Look for "glyph" in the records and copy every line that has it.

(Task material Opens)

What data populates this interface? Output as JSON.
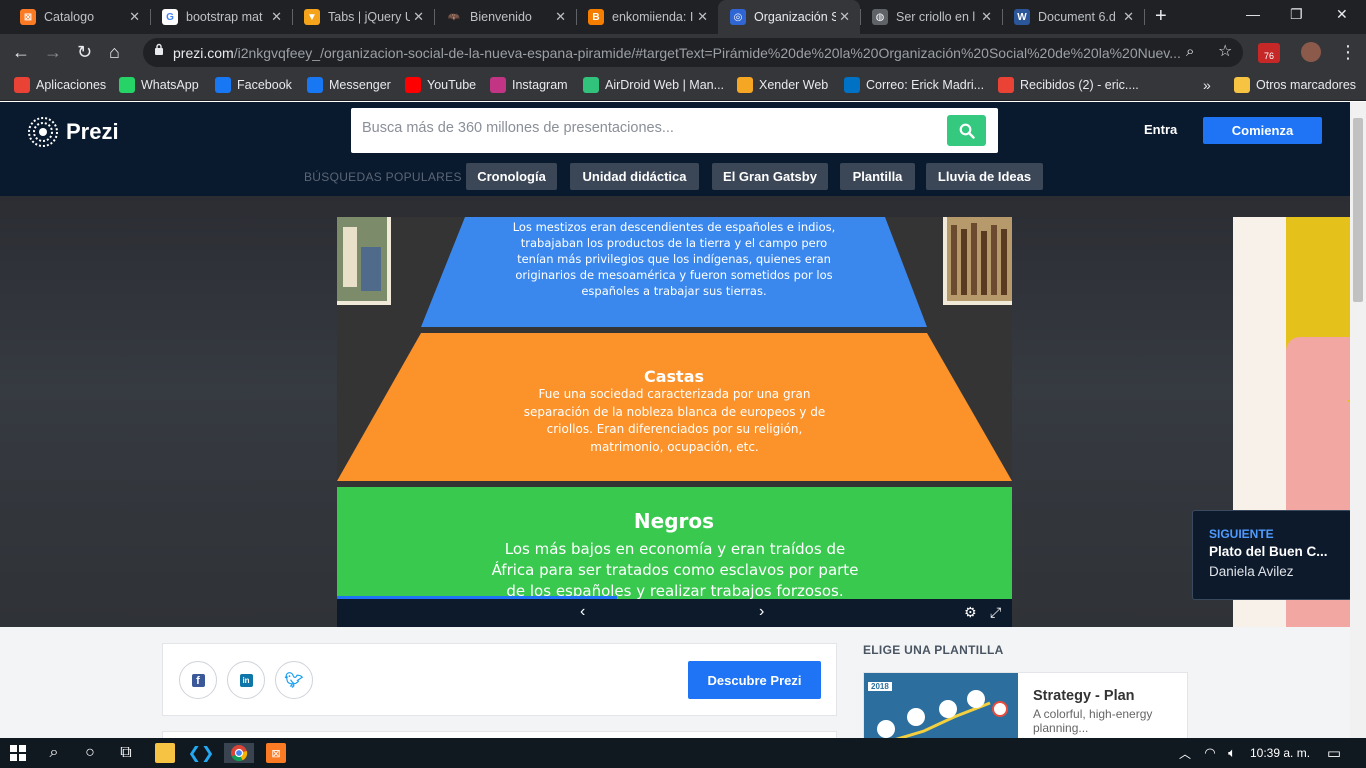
{
  "browser": {
    "tabs": [
      {
        "title": "Catalogo",
        "icon": "xampp-icon",
        "color": "#fb7a24",
        "glyph": "⊠"
      },
      {
        "title": "bootstrap mat",
        "icon": "google-icon",
        "color": "#ffffff",
        "glyph": "G"
      },
      {
        "title": "Tabs | jQuery U",
        "icon": "jquery-ui-icon",
        "color": "#f6a31c",
        "glyph": "▼"
      },
      {
        "title": "Bienvenido",
        "icon": "batman-icon",
        "color": "#202124",
        "glyph": "🦇"
      },
      {
        "title": "enkomiienda: I",
        "icon": "blogger-icon",
        "color": "#f57d00",
        "glyph": "B"
      },
      {
        "title": "Organización S",
        "icon": "prezi-icon",
        "color": "#2f66d4",
        "glyph": "◎"
      },
      {
        "title": "Ser criollo en l",
        "icon": "globe-icon",
        "color": "#5f6368",
        "glyph": "◍"
      },
      {
        "title": "Document 6.d",
        "icon": "word-icon",
        "color": "#2b579a",
        "glyph": "W"
      }
    ],
    "active_tab": 5,
    "url_host": "prezi.com",
    "url_rest": "/i2nkgvqfeey_/organizacion-social-de-la-nueva-espana-piramide/#targetText=Pirámide%20de%20la%20Organización%20Social%20de%20la%20Nuev...",
    "extension_badge": "76",
    "bookmarks": [
      {
        "label": "Aplicaciones",
        "icon": "apps-grid-icon",
        "color": "#ea4335"
      },
      {
        "label": "WhatsApp",
        "icon": "whatsapp-icon",
        "color": "#25d366"
      },
      {
        "label": "Facebook",
        "icon": "facebook-icon",
        "color": "#1877f2"
      },
      {
        "label": "Messenger",
        "icon": "facebook-icon",
        "color": "#1877f2"
      },
      {
        "label": "YouTube",
        "icon": "youtube-icon",
        "color": "#ff0000"
      },
      {
        "label": "Instagram",
        "icon": "instagram-icon",
        "color": "#c13584"
      },
      {
        "label": "AirDroid Web | Man...",
        "icon": "airdroid-icon",
        "color": "#31c27c"
      },
      {
        "label": "Xender Web",
        "icon": "xender-icon",
        "color": "#f5a623"
      },
      {
        "label": "Correo: Erick Madri...",
        "icon": "outlook-icon",
        "color": "#0072c6"
      },
      {
        "label": "Recibidos (2) - eric....",
        "icon": "gmail-icon",
        "color": "#ea4335"
      }
    ],
    "bookmarks_overflow": "»",
    "other_bookmarks": "Otros marcadores"
  },
  "prezi": {
    "logo_text": "Prezi",
    "search_placeholder": "Busca más de 360 millones de presentaciones...",
    "login": "Entra",
    "signup": "Comienza",
    "popular_label": "BÚSQUEDAS POPULARES",
    "popular": [
      "Cronología",
      "Unidad didáctica",
      "El Gran Gatsby",
      "Plantilla",
      "Lluvia de Ideas"
    ]
  },
  "slide": {
    "top_text": "Los mestizos eran descendientes de españoles e indios, trabajaban los productos de la tierra y el campo pero tenían más privilegios que los indígenas, quienes eran originarios de mesoamérica y fueron sometidos por los españoles a trabajar sus tierras.",
    "mid_title": "Castas",
    "mid_text": "Fue una sociedad caracterizada por una gran separación de la nobleza blanca de europeos y de criollos. Eran diferenciados por su religión, matrimonio, ocupación, etc.",
    "bottom_title": "Negros",
    "bottom_text": "Los más bajos en economía y eran traídos  de África para ser tratados como esclavos por parte de los españoles y realizar trabajos forzosos.",
    "colors": {
      "top": "#3a88ee",
      "mid": "#fb922a",
      "bottom": "#39c94f"
    }
  },
  "next": {
    "label": "SIGUIENTE",
    "title": "Plato del Buen C...",
    "author": "Daniela Avilez"
  },
  "share": {
    "discover": "Descubre Prezi"
  },
  "templates": {
    "heading": "ELIGE UNA PLANTILLA",
    "card_title": "Strategy - Plan",
    "card_desc": "A colorful, high-energy planning...",
    "thumb_year": "2018"
  },
  "taskbar": {
    "time": "10:39 a. m."
  }
}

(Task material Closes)

Exercise output:
        "glyph": "⊠"
        "glyph": "G"
        "glyph": "▼"
        "glyph": "🦇"
        "glyph": "B"
        "glyph": "◎"
        "glyph": "◍"
        "glyph": "W"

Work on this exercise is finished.